Many TVs also benefit greatly from surround sound setups. But some higher-end TVs have considerably better built-in audio than most projectors. If relying on built-in speakers, TVs tend to provide a better audio experience.
For the best sound, external speakers are recommended regardless of your display technology. But out-of-the-box, TVs generally provide better audio than projectors.
Features and Connectivity
Smart TV Features
Most TVs have smart TV capabilities like app stores, streaming services and voice controls built-in. Few projectors have these features, instead relying on external streaming devices.
If you want your display to provide smart connectivity without an added streaming stick, modern TVs have a clear advantage.

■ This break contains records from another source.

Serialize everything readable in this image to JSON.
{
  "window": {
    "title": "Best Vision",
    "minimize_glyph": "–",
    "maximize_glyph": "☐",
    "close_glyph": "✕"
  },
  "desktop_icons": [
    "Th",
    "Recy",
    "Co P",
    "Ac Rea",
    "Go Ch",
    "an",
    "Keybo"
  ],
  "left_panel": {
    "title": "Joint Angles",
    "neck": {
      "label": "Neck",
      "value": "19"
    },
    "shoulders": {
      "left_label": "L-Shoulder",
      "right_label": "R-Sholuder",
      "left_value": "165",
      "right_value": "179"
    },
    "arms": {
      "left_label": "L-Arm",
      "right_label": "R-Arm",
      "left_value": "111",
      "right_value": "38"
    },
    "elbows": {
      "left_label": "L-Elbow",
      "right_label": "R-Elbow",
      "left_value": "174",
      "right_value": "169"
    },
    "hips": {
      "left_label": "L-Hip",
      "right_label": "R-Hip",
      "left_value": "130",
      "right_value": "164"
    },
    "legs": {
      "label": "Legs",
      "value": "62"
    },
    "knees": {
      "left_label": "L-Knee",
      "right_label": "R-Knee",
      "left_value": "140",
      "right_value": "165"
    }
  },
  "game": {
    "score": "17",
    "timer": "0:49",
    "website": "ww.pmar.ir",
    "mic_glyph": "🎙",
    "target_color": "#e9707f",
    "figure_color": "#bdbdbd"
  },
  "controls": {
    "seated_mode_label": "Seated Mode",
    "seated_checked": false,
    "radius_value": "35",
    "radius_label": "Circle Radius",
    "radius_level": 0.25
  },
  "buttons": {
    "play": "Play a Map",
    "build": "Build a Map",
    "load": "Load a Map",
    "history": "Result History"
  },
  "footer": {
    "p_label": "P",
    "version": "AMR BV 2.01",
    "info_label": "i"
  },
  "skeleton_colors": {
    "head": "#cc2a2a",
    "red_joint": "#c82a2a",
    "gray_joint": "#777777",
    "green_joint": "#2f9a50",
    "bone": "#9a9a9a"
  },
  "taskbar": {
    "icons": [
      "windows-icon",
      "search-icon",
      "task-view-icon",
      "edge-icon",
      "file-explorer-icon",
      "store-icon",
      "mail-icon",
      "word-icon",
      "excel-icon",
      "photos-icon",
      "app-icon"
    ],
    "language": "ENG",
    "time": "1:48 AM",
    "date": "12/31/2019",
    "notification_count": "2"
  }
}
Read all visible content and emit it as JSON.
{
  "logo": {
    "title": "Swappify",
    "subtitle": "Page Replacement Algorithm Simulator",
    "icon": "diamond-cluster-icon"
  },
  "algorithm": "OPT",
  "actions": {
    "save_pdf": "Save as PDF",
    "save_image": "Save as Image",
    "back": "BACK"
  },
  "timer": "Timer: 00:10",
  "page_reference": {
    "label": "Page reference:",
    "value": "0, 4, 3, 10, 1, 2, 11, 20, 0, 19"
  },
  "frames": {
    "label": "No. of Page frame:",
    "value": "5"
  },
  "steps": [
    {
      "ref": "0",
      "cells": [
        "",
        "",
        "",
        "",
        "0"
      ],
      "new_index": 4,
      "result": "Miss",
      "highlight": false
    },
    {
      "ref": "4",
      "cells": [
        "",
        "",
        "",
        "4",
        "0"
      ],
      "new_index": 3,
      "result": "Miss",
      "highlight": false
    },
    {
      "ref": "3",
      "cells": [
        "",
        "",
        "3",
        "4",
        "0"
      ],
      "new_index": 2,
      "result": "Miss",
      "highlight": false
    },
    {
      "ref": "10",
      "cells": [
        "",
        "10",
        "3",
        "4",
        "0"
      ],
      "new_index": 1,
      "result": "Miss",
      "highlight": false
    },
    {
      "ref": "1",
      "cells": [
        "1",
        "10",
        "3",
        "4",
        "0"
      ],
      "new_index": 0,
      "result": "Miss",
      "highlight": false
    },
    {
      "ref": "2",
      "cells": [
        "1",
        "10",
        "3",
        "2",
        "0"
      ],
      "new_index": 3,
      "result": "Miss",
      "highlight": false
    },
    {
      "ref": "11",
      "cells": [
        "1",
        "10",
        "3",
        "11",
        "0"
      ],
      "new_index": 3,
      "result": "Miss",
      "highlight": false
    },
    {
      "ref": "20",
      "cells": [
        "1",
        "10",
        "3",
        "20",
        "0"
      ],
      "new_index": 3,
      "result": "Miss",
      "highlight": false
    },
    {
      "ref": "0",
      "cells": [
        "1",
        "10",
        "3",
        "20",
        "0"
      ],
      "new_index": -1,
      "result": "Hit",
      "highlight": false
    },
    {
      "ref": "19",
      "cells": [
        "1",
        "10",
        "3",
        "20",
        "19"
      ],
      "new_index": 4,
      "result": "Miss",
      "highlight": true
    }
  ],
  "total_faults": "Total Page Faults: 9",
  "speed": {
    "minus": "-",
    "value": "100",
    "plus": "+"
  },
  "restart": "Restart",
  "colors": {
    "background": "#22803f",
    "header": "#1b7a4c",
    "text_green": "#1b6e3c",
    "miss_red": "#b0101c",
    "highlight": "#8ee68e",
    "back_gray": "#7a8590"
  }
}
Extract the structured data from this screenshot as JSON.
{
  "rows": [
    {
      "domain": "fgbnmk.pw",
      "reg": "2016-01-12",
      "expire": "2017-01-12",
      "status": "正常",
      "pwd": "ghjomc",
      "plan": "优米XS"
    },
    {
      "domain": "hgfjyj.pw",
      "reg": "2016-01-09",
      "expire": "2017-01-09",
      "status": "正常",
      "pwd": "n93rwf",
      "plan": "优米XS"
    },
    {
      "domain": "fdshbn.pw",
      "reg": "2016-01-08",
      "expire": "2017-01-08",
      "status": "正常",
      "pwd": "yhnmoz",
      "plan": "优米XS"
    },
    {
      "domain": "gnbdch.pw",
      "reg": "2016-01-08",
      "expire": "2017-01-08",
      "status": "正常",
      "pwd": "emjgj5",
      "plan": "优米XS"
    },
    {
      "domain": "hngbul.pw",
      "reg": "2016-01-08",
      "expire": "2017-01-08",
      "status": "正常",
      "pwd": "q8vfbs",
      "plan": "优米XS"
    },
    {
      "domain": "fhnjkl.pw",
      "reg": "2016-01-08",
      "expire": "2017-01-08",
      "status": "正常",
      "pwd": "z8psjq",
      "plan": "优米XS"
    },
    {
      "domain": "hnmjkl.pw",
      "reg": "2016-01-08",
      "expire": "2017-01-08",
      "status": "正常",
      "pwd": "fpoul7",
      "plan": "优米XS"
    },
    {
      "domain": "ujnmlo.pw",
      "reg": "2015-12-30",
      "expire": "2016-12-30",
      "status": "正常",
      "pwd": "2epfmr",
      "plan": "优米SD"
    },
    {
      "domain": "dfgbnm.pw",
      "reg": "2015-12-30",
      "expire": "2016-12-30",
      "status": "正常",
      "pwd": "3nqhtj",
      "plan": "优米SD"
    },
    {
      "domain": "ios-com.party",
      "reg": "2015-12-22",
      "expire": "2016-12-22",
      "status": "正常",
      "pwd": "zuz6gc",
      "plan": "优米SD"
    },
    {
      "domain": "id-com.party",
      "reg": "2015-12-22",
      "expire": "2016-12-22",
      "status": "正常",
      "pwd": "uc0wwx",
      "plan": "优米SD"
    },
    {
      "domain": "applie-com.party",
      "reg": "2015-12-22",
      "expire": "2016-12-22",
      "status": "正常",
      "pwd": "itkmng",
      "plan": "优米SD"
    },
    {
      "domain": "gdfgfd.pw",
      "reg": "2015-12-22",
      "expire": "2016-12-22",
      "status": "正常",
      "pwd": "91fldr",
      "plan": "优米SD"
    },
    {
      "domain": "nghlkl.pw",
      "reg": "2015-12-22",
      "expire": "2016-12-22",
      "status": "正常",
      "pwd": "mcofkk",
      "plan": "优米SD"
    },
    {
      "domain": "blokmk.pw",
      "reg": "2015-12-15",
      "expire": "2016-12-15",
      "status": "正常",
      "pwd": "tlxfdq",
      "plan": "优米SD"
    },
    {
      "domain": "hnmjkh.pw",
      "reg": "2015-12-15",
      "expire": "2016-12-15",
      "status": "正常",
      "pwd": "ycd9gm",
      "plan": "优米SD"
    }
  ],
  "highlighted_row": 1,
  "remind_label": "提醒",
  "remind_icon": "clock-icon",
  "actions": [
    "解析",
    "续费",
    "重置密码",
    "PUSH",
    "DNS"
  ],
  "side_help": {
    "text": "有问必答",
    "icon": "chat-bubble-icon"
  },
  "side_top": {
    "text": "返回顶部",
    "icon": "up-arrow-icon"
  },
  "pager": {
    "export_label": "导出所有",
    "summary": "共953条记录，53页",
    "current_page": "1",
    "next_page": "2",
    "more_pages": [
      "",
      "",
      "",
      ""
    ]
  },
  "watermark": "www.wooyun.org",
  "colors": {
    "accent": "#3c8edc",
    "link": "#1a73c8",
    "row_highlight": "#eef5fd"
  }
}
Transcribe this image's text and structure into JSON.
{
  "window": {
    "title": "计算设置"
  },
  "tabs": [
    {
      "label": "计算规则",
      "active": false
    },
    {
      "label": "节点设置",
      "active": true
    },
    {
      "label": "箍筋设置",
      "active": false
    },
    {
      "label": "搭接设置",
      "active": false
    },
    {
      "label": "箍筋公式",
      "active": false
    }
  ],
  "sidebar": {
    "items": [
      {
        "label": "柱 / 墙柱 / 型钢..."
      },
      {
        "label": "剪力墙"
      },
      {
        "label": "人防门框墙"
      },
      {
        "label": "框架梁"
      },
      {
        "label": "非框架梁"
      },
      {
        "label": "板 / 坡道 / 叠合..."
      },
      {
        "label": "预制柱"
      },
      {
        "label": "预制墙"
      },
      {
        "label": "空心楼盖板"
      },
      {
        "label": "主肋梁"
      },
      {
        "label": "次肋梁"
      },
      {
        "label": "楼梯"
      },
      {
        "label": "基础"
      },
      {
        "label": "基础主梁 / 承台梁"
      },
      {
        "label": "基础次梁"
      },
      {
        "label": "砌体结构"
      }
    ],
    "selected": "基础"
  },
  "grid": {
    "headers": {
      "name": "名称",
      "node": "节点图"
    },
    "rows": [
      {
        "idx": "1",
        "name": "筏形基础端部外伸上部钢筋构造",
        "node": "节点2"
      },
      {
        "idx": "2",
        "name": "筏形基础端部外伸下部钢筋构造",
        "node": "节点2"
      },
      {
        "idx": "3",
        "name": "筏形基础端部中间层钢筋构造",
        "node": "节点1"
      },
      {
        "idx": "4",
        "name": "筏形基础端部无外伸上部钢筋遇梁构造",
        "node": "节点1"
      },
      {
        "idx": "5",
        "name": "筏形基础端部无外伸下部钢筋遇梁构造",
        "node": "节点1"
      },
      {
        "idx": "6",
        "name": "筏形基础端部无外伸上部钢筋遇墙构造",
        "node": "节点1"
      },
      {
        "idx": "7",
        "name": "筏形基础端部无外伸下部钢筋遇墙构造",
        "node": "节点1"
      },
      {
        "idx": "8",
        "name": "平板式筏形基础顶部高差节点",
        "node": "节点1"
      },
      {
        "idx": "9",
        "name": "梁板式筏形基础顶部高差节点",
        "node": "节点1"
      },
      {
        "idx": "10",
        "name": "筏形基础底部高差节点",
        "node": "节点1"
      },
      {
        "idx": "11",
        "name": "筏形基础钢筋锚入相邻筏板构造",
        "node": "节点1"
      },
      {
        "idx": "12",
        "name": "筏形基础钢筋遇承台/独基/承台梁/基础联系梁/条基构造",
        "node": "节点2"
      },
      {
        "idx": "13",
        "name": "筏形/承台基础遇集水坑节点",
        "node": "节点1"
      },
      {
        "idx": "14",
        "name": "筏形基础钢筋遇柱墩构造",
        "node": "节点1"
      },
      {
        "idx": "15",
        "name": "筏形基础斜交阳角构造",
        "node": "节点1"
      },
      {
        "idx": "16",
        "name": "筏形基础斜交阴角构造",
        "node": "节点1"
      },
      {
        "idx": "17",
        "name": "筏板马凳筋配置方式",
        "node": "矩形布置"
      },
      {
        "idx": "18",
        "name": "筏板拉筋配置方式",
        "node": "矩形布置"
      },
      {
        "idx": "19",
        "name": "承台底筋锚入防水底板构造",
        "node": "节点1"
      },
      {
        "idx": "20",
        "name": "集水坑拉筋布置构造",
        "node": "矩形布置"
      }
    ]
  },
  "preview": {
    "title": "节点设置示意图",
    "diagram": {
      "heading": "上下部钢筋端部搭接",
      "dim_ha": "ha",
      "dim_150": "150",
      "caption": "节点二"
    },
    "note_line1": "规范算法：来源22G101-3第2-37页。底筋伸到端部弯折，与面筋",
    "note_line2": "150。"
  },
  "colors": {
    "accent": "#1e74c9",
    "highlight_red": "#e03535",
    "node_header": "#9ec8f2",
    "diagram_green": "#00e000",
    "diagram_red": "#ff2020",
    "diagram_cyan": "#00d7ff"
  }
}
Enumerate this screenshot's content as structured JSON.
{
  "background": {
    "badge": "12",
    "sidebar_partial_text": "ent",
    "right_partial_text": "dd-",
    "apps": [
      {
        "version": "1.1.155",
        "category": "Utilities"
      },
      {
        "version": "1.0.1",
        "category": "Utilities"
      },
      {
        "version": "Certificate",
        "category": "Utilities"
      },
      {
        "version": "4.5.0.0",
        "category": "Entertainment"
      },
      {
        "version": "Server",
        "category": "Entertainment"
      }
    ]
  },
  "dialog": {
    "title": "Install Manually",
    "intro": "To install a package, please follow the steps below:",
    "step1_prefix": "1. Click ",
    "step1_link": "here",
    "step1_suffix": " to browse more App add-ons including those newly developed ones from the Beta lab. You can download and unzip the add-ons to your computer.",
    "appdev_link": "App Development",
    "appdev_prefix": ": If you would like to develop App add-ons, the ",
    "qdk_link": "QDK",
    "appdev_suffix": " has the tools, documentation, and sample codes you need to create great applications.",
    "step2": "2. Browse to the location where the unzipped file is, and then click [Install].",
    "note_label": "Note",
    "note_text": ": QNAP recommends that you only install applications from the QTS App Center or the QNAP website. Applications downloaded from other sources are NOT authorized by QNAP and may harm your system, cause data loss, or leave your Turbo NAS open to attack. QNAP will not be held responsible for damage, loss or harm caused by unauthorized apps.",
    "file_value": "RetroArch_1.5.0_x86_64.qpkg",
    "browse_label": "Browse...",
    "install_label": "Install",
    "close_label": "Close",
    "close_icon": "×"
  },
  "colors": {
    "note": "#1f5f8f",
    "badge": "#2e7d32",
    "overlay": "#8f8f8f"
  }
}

For gaming, TVs tend to have better gaming-optimized features like low input lag and variable refresh rate support. Input lag and response time is generally better on TVs than projectors.
Gamers may want to prefer a TV over a projector for these performance advantages. Casual gamers can enjoy either for gaming.
Both TVs and projectors provide standard connectivity ports like HDMI inputs. Higher end models of both provide extras like HDMI 2.1 ports for full 48Gbps bandwidth.
Connectivity is on par between both display options and shouldn’t be a deciding factor. Content can be accessed equally well on both.
Light Control Needs
As mentioned previously, projectors require controlled lighting for best results. Bright rooms make washed out muddy images. TVs look decent even in bright showroom style lighting.
If you want to be able to enjoy your display any time without closing curtains, a TV is likely the better choice. Projectors are best suited for dedicated home theater projectors.
TV viewing angles have improved dramatically thanks to OLED and LCD technologies. Only really extreme angles introduce color and contrast shifts.
Projected images have narrower optimal viewing angles. Sitting too far off-axis can make the picture appear washed out. Placement should account for ideal viewing angles.
If you have a wide seating arrangement planned, TVs can accommodate off-center seats better than most projectors.
Room Size Needs
To take advantage of their large screen potential, projectors are best suited to larger rooms with long throw distances. Minimum room sizes are around 12 feet diagonally.
TVs work better for smaller rooms where large projector screens would be overwhelming. Optimal viewing distance is 1-1.5x the diagonal screen size.
The room size you need to accommodate will determine ideal display size and thus projector vs TV suitability. Project your image size needs based on seating distance.
Lifespan and Reliability
As discussed, projector lamps gradually fade and require replacement. This recurring cost and maintenance requirement gives TVs an advantage in terms of lifespan.
Permanent burn-in is a risk on OLED TVs if static image elements are displayed repeatedly like channel logos and game HUDs. Plasma TVs were also susceptible to this.
Projectors and LCD TVs don’t suffer burn-in issues. The image is reproduced constantly rather than displayed statically. Lifespan is only limited by lamp life on projectors.
For worry-free long term reliability, projectors and LCD TVs have an advantage over OLED displays which carry burn-in risk.
Which is Best For You?
Projectors Are Ideal For:
- Dedicated home theater rooms
- Large screen sizes over 100″
- Flexible placement and installation
- Lower cost at premium resolutions like 4K
- Excellent image quality in dark rooms
TVs Are Ideal For:
- Bright living rooms and multipurpose rooms
- Smaller viewing environments
- Built-in smart features and streaming
- Gaming performance with fast response times
- Limited placement options
Think about your room lighting, seating layout, screen size needs, and budget. These factors will help determine if a projector or TV is better suited to your home theater plans. Projectors allow more flexibility but require more controlled environments. TVs have limitations but are simpler to install and use.
Both technologies are capable of excellent home theater results. Choose the one that best fits your space, needs and budget for the ultimate viewing experience.